16. Section 5 of the Transfer of the Property Act, which is more relevant for our consideration pertains to definition of transfer of property and reads as under:
“5. “Transfer of Property” defined-In the following sections “transfer of property” means an act by which a living person conveys property, in present or in future, to one or more other living persons, [or to himself] and one or more other living persons; and “to transfer property” is to perform such act.
[In this section “living person” includes a company or association or body of individuals, whether incorporated or not, but nothing herein contained shall affect any law for th time being in force relating to transfer of property to or by companies, associations or bodies of individuals.]
17. Section 5 thus provides that transfer of property means an act by which living person conveys property, in present or in future, to one or more other living persons or to himself and one or more other living persons. In the present case, the society had not, by virtue of agreement dated 08.04.2004, transferred the property in favour of the petitioner. The society had only agreed to do so on certain terms and conditions. Most important condition being that of the purchaser paying remaining purchase price without which the sale could never be completed. In the meantime the possession of the land was retained by the society. An agreement to sale without there being anything more, obviously cannot be equated with transfer of property. Section 5 of the Transfer of Property Act also enforces this view.
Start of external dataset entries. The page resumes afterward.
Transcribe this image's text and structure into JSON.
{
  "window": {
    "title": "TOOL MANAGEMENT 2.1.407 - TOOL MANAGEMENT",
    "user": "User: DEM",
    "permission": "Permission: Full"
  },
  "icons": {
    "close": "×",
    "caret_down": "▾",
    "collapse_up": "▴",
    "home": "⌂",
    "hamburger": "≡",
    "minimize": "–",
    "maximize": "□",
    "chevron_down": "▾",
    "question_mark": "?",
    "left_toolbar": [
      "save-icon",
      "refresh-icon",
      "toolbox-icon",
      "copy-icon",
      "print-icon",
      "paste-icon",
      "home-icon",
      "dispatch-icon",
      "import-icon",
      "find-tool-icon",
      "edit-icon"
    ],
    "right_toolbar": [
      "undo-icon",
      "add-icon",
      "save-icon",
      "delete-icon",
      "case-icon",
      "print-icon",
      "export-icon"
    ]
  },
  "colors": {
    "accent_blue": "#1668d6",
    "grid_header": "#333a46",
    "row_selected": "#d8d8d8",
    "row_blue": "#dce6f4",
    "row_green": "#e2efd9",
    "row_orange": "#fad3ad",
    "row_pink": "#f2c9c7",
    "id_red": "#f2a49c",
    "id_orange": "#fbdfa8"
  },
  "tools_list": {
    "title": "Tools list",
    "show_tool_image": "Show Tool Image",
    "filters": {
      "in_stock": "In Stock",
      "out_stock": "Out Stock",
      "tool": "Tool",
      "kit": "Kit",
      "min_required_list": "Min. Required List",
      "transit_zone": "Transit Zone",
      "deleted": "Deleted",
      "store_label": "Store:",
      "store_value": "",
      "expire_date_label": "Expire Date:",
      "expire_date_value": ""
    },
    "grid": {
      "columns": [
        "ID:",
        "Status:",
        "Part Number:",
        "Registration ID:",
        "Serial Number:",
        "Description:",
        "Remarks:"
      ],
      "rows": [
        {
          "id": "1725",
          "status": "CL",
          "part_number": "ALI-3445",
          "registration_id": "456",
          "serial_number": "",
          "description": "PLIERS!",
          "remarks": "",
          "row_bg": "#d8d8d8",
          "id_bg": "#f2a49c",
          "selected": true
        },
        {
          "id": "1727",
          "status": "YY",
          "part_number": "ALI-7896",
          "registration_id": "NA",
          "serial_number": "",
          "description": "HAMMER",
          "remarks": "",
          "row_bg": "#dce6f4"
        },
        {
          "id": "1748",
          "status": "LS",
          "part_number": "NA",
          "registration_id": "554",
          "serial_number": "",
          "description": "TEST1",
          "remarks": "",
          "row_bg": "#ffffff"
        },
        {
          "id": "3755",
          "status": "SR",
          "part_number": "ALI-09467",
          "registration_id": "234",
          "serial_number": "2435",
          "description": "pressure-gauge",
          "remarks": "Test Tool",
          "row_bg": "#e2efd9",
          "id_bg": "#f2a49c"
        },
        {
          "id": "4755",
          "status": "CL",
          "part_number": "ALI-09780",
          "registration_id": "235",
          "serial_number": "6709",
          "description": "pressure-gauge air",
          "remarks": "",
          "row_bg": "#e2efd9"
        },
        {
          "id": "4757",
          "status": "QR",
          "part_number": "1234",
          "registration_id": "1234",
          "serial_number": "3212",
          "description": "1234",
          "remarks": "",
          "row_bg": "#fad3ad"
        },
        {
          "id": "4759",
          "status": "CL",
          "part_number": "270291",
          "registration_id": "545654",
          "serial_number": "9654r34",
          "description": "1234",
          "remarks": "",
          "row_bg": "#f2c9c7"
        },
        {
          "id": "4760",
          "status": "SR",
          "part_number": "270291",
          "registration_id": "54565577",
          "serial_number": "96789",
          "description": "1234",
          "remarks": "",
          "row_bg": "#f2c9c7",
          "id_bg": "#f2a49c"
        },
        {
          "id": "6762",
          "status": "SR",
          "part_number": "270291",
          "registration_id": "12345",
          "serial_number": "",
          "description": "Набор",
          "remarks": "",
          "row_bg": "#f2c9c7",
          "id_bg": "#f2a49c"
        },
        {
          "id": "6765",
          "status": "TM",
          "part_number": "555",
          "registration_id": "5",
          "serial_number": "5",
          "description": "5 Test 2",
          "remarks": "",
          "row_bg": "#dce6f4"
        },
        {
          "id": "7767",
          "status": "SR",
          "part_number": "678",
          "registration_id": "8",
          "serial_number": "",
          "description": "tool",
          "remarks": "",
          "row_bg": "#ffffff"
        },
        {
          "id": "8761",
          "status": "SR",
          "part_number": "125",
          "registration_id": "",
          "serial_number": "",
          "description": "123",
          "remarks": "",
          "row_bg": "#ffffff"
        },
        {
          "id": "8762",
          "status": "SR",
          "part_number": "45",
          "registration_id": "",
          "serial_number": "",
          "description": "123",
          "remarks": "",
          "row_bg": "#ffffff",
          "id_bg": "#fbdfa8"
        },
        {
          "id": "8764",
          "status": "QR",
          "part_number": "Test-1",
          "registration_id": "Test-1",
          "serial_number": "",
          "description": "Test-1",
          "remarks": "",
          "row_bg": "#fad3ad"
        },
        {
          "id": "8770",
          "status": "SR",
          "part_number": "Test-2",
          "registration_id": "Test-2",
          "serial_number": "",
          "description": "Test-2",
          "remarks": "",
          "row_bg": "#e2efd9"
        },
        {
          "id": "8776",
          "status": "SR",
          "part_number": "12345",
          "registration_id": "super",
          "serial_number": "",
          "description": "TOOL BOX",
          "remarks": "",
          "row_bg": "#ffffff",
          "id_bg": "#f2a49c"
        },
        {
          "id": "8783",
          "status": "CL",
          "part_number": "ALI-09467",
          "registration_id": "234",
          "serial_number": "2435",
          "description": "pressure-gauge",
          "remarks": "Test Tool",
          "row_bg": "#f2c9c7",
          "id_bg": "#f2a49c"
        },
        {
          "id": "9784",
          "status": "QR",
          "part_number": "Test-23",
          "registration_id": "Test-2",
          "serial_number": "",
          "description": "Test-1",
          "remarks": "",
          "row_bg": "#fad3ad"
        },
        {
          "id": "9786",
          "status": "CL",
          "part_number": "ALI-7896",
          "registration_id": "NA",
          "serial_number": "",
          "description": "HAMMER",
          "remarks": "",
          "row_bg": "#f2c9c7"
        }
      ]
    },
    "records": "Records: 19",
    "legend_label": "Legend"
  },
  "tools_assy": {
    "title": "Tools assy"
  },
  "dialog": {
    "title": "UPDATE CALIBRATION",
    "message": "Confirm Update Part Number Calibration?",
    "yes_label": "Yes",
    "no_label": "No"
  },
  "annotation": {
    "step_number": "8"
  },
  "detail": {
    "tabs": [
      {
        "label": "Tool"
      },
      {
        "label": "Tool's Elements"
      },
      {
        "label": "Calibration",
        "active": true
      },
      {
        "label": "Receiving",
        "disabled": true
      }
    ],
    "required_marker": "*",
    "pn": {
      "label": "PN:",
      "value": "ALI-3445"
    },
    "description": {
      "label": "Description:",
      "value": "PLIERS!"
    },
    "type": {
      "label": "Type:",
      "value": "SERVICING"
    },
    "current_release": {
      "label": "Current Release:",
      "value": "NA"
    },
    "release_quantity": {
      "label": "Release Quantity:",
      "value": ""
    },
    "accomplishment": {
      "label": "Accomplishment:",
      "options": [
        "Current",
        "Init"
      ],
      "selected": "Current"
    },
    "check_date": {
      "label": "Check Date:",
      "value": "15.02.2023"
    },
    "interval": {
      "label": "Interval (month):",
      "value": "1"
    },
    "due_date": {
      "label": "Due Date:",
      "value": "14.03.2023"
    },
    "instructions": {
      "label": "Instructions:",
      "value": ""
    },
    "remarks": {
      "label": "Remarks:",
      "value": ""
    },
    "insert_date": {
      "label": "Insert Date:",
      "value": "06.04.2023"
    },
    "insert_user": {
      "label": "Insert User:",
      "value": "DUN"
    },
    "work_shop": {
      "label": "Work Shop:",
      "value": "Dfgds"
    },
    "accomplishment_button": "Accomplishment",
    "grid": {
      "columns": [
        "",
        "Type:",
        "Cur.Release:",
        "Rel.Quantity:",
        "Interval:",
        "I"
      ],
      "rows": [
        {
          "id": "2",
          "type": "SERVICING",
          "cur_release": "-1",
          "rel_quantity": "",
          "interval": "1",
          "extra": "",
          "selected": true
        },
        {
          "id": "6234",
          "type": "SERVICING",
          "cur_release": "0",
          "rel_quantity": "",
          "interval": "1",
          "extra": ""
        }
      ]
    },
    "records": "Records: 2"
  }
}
18. In the result, we are of the opinion that the reasons which founded the basis for issuing impugned notice for reassessment lack validity. The notice dated 28.03.2012 is, therefore, quashed. Petition is disposed of.
[Citation : 356 ITR 493]